Energy Crops

The best energy crops are durable, their dry matter yields are high and constant and their production costs are low. A perennial growth habit, low agrochemical requirements, effective conversion of solar energy to biomass and ease of conversion back to useful energy guarantee that energy efficiency of production is high and environmental impacts are low. For combustible crops it is practical if the crop can be harvested when it is dry. Transportation, storage and combustion are easier and heating value is high. For biogas crops, a low moisture content is not as important because the crops are usually stored as silage. For biogas production the crops should be harvested when their gas production is at an optimum level.

Reed canary grass (RCG) - Reed canary grass is a winter hardy, highly productive and durable grass crop. Energy content of RCG is about 4.5 MWh/tdm. An RCG plant develops its root system during two summers and the first yield is harvested two years after sowing. The crop produces the best yields when it is older than three years. RCG grows well in all soil types, but the best yields have been recorded from moist mold and fine sand soils. Fields for RCG should be flat and stone-free so that is possible to cut the crop close to the soil surface, leaving a short stubble. The plantation can be broken up quite easily if the farmer wants to change a crop.

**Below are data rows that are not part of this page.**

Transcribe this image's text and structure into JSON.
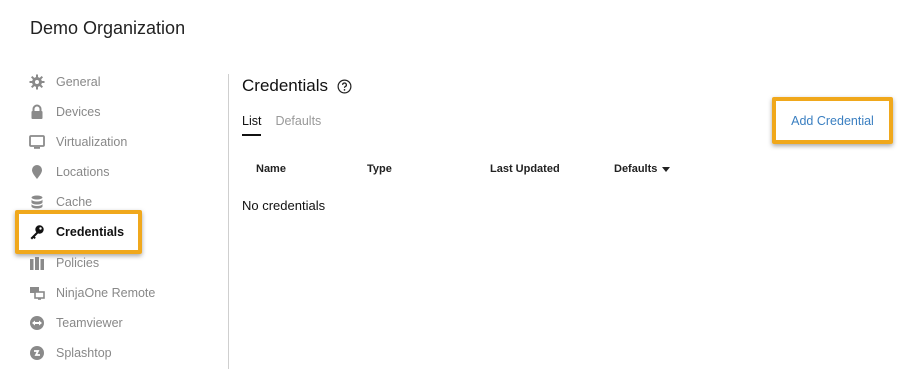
{
  "organization": {
    "name": "Demo Organization"
  },
  "sidebar": {
    "items": [
      {
        "label": "General",
        "icon": "gear-icon"
      },
      {
        "label": "Devices",
        "icon": "lock-icon"
      },
      {
        "label": "Virtualization",
        "icon": "monitor-icon"
      },
      {
        "label": "Locations",
        "icon": "map-pin-icon"
      },
      {
        "label": "Cache",
        "icon": "database-icon"
      },
      {
        "label": "Credentials",
        "icon": "key-icon",
        "active": true
      },
      {
        "label": "Policies",
        "icon": "policies-icon"
      },
      {
        "label": "NinjaOne Remote",
        "icon": "remote-screens-icon"
      },
      {
        "label": "Teamviewer",
        "icon": "teamviewer-icon"
      },
      {
        "label": "Splashtop",
        "icon": "splashtop-icon"
      }
    ]
  },
  "main": {
    "title": "Credentials",
    "help_icon": "question-circle-icon",
    "tabs": [
      {
        "label": "List",
        "active": true
      },
      {
        "label": "Defaults",
        "active": false
      }
    ],
    "add_button": "Add Credential",
    "table": {
      "headers": [
        "Name",
        "Type",
        "Last Updated",
        "Defaults"
      ],
      "empty_text": "No credentials"
    }
  },
  "colors": {
    "highlight": "#f0a81c",
    "link": "#3a7fc1",
    "muted": "#888888"
  }
}
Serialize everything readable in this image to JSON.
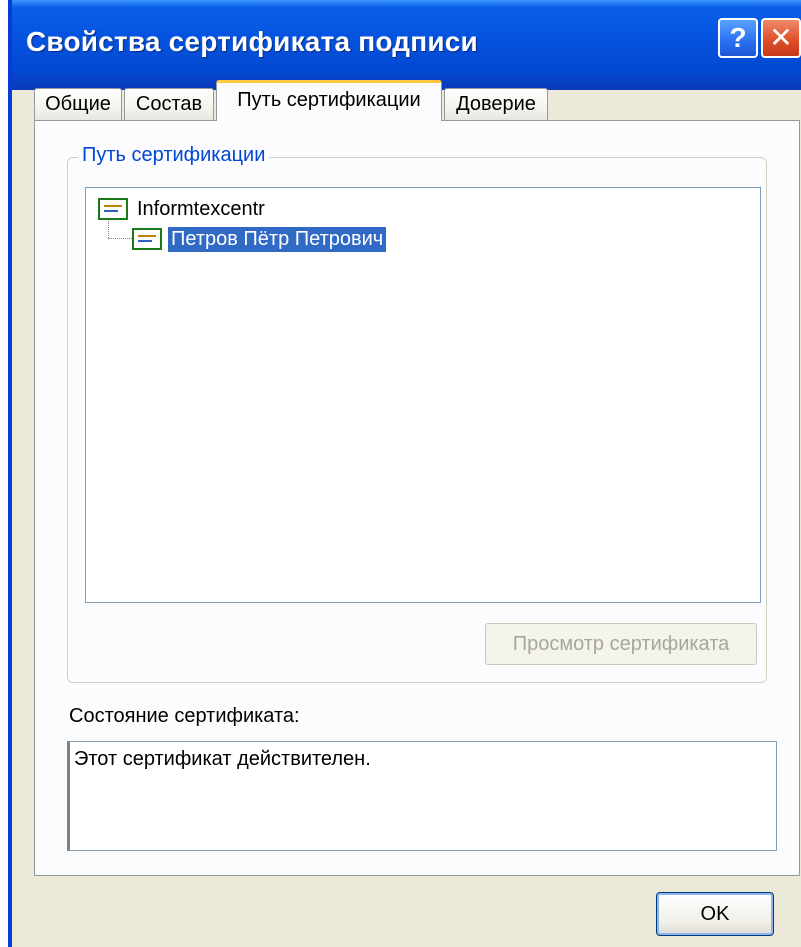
{
  "window": {
    "title": "Свойства сертификата подписи",
    "help_glyph": "?",
    "close_glyph": "✕"
  },
  "tabs": [
    {
      "label": "Общие",
      "active": false
    },
    {
      "label": "Состав",
      "active": false
    },
    {
      "label": "Путь сертификации",
      "active": true
    },
    {
      "label": "Доверие",
      "active": false
    }
  ],
  "certification_path": {
    "group_label": "Путь сертификации",
    "tree": [
      {
        "label": "Informtexcentr",
        "level": 0,
        "selected": false,
        "icon": "certificate-icon"
      },
      {
        "label": "Петров Пётр Петрович",
        "level": 1,
        "selected": true,
        "icon": "certificate-icon"
      }
    ],
    "view_button_label": "Просмотр сертификата",
    "view_button_enabled": false
  },
  "status": {
    "label": "Состояние сертификата:",
    "text": "Этот сертификат действителен."
  },
  "footer": {
    "ok_label": "OK"
  },
  "colors": {
    "titlebar": "#0554e0",
    "dialog_bg": "#ece9d8",
    "selection": "#316ac5",
    "group_label": "#0046d5",
    "active_tab_accent": "#ffc83c"
  }
}
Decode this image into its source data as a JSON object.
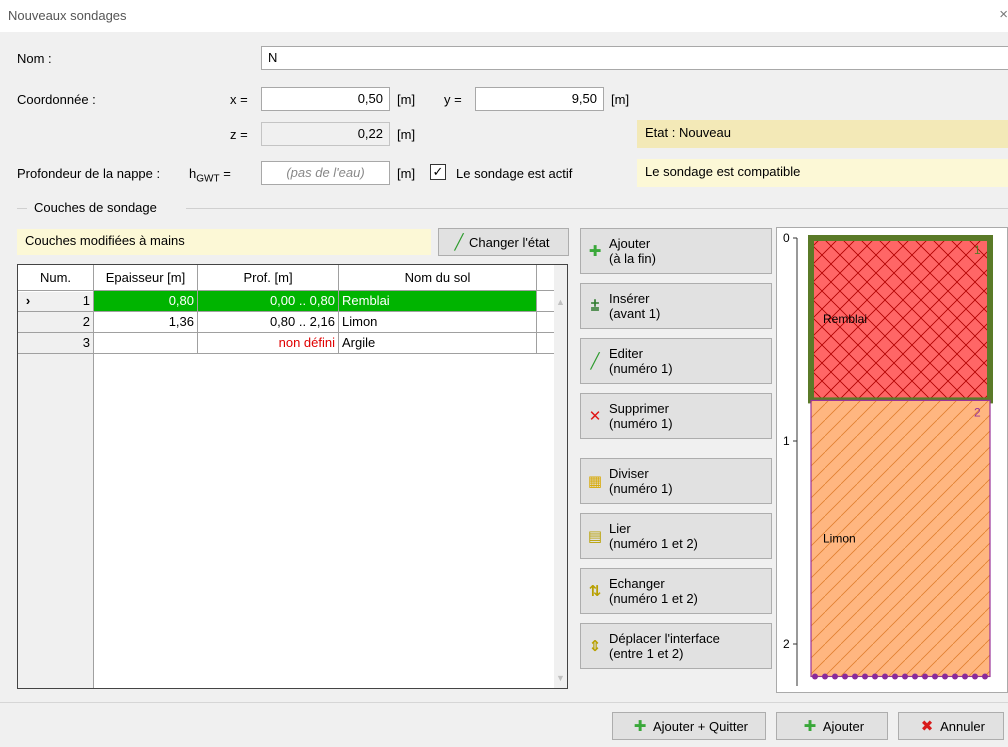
{
  "window": {
    "title": "Nouveaux sondages",
    "close_glyph": "×"
  },
  "form": {
    "name_label": "Nom :",
    "name_value": "N",
    "coord_label": "Coordonnée :",
    "x_label": "x =",
    "x_value": "0,50",
    "y_label": "y =",
    "y_value": "9,50",
    "z_label": "z =",
    "z_value": "0,22",
    "unit_m": "[m]",
    "gwt_label": "Profondeur de la nappe :",
    "gwt_symbol": "h",
    "gwt_sub": "GWT",
    "gwt_eq": "=",
    "gwt_placeholder": "(pas de l'eau)",
    "active_checkbox_label": "Le sondage est actif",
    "active_checked": true,
    "state_text": "Etat : Nouveau",
    "compat_text": "Le sondage est compatible"
  },
  "layers": {
    "group_title": "Couches de sondage",
    "modified_text": "Couches modifiées à mains",
    "change_state_label": "Changer l'état",
    "columns": [
      "Num.",
      "Epaisseur [m]",
      "Prof. [m]",
      "Nom du sol"
    ],
    "rows": [
      {
        "selector": "›",
        "num": "1",
        "thickness": "0,80",
        "depth": "0,00 .. 0,80",
        "soil": "Remblai",
        "active": true
      },
      {
        "selector": "",
        "num": "2",
        "thickness": "1,36",
        "depth": "0,80 .. 2,16",
        "soil": "Limon",
        "active": false
      },
      {
        "selector": "",
        "num": "3",
        "thickness": "",
        "depth": "non défini",
        "soil": "Argile",
        "active": false
      }
    ]
  },
  "actions": [
    {
      "icon": "add-icon",
      "line1": "Ajouter",
      "line2": "(à la fin)"
    },
    {
      "icon": "insert-icon",
      "line1": "Insérer",
      "line2": "(avant 1)"
    },
    {
      "icon": "edit-icon",
      "line1": "Editer",
      "line2": "(numéro 1)"
    },
    {
      "icon": "delete-icon",
      "line1": "Supprimer",
      "line2": "(numéro 1)"
    },
    {
      "icon": "split-icon",
      "line1": "Diviser",
      "line2": "(numéro 1)"
    },
    {
      "icon": "link-icon",
      "line1": "Lier",
      "line2": "(numéro 1 et 2)"
    },
    {
      "icon": "swap-icon",
      "line1": "Echanger",
      "line2": "(numéro 1 et 2)"
    },
    {
      "icon": "move-interface-icon",
      "line1": "Déplacer l'interface",
      "line2": "(entre 1 et 2)"
    }
  ],
  "profile": {
    "depth_ticks": [
      "0",
      "1",
      "2"
    ],
    "layers": [
      {
        "index": "1",
        "name": "Remblai",
        "top": 0.0,
        "bottom": 0.8,
        "fill": "#ff6666",
        "border": "#5a7a28"
      },
      {
        "index": "2",
        "name": "Limon",
        "top": 0.8,
        "bottom": 2.16,
        "fill": "#ffb680",
        "border": "#993399"
      }
    ]
  },
  "footer": {
    "add_quit": "Ajouter + Quitter",
    "add": "Ajouter",
    "cancel": "Annuler"
  },
  "colors": {
    "active_row": "#00b400",
    "highlight_yellow": "#fcf8d6",
    "state_yellow": "#f3e9b7",
    "undefined_text": "#e00000"
  }
}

Willow - Willow (Salix spp.) includes several tree and shrub species, some of which grow fast. Willow has almost the same net heating value as the wood fuels, approximately 18.6 MJ/kgdm. The establishment period and intervals between harvests are 3 – 5 years and the yield can reach about 8 – 10 tones dry mater per hectare per annum. To date, willow chips for direct combustion are the most commonly used products on the market. Willow is usually supplied as 2 – 3 meter long branches that are cut between December and March when the buds are fully dormant. These can be planted immediately or carefully stored in cool conditions (-2 – -4°C) until they are used. It is necessary to protect the planting material from moisture loss and during storage prior to planting. Cuttings with burst buds should not be planted because they will not root easily.

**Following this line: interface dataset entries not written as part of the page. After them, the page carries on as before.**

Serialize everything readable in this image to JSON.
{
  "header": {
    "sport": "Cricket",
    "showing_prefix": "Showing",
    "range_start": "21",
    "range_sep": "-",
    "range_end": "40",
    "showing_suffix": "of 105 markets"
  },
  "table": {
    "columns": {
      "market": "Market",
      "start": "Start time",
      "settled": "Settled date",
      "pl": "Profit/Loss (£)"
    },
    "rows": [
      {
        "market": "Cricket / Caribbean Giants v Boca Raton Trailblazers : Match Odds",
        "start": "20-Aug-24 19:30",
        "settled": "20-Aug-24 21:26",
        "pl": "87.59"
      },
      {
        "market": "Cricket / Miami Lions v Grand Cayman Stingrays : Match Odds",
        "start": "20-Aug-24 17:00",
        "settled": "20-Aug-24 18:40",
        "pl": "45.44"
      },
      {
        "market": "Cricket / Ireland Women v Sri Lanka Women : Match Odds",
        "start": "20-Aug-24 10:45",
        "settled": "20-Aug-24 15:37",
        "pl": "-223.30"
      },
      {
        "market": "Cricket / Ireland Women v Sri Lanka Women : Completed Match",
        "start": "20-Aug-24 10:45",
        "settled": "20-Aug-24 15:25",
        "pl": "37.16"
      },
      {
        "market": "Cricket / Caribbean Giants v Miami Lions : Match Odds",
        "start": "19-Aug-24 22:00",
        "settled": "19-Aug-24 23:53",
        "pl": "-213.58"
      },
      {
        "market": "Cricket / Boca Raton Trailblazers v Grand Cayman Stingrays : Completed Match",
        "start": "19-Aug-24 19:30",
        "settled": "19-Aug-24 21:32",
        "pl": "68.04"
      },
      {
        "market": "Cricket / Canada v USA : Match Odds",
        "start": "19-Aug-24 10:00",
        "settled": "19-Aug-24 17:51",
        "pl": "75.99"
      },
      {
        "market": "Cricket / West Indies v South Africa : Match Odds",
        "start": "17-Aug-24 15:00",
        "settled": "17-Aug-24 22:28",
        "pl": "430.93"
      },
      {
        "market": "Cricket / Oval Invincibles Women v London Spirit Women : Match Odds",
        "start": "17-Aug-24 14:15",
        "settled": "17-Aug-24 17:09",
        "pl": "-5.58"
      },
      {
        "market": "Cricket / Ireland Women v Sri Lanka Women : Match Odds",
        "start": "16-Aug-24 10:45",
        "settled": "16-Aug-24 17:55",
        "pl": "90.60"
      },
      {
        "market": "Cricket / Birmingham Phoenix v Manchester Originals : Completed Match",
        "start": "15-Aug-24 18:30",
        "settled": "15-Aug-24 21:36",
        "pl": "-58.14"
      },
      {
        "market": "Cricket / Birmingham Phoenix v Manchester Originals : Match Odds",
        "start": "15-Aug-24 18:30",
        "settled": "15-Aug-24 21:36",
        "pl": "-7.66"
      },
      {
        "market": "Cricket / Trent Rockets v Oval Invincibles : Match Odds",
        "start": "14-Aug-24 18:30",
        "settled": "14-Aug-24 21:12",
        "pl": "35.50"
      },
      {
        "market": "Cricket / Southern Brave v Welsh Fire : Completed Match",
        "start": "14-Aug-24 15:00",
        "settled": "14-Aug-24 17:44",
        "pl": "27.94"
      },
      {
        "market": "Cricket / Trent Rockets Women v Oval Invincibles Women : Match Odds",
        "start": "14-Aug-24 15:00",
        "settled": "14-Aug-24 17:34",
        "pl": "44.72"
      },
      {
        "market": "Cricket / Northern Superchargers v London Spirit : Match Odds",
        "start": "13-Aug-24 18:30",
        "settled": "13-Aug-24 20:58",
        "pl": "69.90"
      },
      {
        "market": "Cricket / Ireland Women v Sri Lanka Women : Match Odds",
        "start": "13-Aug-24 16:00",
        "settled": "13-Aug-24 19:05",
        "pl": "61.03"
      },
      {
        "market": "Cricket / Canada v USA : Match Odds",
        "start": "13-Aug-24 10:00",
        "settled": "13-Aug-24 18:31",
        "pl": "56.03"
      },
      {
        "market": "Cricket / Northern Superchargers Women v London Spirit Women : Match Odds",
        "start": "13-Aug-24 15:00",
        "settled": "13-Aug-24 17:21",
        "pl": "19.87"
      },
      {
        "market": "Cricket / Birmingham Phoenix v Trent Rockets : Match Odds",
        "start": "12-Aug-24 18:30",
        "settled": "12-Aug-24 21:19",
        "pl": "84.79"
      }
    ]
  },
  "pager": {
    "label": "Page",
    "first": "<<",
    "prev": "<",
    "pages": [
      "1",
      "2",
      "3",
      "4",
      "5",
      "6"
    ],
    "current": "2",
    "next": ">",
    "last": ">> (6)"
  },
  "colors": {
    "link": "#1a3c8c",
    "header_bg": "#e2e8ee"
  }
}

Willow plantations are very demanding of water and nutrients, generally requiring 3 –5 mm of water per day during the growing season. The demand for nutrients varies according to age of the plantation and stage of crop development. Studies have suggested that an economic and environmental benefit may result from using waste water for irrigation, and sludge together with ash from biofuel combustion as fertilizer. Research has also demonstrated that willow can remediate soil contaminated by organic pollutants and heavy metals. Willow is preferably harvested during the winter when the ground is frozen and the moisture content in the biomass is at its lowest (ca. 50 %). Willow is harvested after 3 – 5 years of growth. Willow biomass is usually harvested directly by cutting and chipping in the field. The chips are then transported to district heating or CHP plants where they are stored and used. The same equipment can be used for producing and supplying willow chips for a CHP plant as is used to produce conventional wood chips. There is no major difference either in storage conditions used for willow or conventional wood chips. Willow can be stored in bundles over a longer time period without significant reduction in quality.

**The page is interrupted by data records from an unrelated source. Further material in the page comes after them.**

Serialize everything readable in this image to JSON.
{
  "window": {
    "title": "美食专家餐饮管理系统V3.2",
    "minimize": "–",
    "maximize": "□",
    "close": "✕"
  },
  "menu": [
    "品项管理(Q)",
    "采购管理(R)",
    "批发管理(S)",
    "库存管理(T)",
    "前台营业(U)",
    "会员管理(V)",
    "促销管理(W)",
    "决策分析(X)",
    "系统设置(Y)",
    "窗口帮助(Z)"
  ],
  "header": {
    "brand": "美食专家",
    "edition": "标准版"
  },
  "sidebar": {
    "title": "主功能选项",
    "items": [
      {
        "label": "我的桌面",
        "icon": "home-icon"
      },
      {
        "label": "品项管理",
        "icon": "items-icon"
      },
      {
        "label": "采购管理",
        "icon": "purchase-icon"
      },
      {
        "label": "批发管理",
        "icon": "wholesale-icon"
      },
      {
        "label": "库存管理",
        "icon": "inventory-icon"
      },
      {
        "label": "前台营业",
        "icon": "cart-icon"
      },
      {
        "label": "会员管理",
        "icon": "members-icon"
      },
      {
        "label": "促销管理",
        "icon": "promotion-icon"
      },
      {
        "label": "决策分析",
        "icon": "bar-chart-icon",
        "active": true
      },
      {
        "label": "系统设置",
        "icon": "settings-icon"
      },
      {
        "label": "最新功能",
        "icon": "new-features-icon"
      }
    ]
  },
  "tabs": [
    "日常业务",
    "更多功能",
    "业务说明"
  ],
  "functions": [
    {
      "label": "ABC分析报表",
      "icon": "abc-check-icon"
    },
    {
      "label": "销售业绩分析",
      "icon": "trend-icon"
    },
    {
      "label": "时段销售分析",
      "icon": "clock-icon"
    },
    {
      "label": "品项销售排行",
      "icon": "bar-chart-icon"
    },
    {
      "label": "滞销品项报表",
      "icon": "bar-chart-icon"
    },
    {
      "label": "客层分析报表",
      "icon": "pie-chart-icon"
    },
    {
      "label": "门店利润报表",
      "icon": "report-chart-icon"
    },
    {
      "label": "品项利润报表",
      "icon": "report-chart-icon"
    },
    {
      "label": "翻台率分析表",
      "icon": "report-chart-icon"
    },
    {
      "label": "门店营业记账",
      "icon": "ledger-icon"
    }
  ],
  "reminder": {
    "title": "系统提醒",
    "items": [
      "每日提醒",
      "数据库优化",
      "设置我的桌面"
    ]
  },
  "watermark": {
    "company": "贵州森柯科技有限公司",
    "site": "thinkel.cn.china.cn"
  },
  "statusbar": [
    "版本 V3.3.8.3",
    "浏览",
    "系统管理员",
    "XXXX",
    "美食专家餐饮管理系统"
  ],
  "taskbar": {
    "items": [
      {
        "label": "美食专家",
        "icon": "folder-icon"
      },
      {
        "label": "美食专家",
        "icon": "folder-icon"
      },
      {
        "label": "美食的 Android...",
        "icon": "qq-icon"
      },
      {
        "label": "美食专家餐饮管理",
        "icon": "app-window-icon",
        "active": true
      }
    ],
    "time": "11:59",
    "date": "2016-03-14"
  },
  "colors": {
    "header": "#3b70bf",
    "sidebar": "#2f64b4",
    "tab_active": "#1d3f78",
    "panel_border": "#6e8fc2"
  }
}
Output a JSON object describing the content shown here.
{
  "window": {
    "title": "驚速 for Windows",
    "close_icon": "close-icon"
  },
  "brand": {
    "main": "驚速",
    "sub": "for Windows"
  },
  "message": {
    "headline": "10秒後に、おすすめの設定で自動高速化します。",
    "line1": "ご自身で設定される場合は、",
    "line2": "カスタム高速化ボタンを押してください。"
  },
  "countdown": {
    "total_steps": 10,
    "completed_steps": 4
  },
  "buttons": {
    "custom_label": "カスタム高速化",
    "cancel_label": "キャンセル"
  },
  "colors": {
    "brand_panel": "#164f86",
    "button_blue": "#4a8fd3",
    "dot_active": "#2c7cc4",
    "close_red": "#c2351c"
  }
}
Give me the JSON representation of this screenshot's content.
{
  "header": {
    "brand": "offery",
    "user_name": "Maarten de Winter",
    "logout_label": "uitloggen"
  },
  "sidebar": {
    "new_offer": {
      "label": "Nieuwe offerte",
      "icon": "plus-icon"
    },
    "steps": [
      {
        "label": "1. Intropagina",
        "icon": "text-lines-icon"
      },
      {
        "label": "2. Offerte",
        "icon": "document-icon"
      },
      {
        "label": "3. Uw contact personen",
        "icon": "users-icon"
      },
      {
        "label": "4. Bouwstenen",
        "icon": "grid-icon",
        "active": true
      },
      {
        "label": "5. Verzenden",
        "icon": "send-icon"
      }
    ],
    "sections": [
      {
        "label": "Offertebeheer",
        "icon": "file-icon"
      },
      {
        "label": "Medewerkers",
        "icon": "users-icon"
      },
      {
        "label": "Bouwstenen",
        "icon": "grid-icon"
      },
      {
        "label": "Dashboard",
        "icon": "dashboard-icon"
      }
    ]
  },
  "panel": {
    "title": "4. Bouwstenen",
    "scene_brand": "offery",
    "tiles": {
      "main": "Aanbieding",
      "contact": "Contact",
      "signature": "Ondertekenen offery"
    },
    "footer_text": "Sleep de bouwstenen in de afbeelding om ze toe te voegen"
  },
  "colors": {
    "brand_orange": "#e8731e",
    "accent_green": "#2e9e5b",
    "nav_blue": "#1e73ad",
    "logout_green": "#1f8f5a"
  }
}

Hemp - Most of the hemp grown in Europe is used for fiber production. The fibers are used in the pulp and paper industry and the residual shivers are used as animal bedding. Energy production in the form of solid fuel from the whole hemp stem is a relatively new use for the crop. 
To make full use of the growing season hemp should be sown as early in the spring as is possible. Seed is best sown at 2 – 3 cm depth and at a row distance of 25 cm. Although the seedlings will germinate and survive at temperatures just above freezing, soil temperatures of 8 – 10 °C are optimal. Good soil moisture is necessary for seed germination, and adequate rainfall is needed for good growth, especially during the first 6 weeks. For energy purposes a seeding rate of 20 – 40 kg/ha is recommended. Growing hemp may require addition of up to 110 kg/ha of nitrogen, and 40 – 90 kg/ha of potash. 
Hemp is harvested for energy use as wilted, dry material in late winter or spring after the growing season. This means that the whole growing season is used, giving a high biomass yield. During winter the leaves fall off and the ash content is lowered. Some of the unwanted elements (N, S, Cl) are leached out of the material during winter, which produces better fuel than grass.
Hemp can be refined into briquettes or pellets to increase the energy density and to improve handling characteristics. This material can be used for heat production by the general public (burner, stoves and boilers) or in larger scale heating and power plants.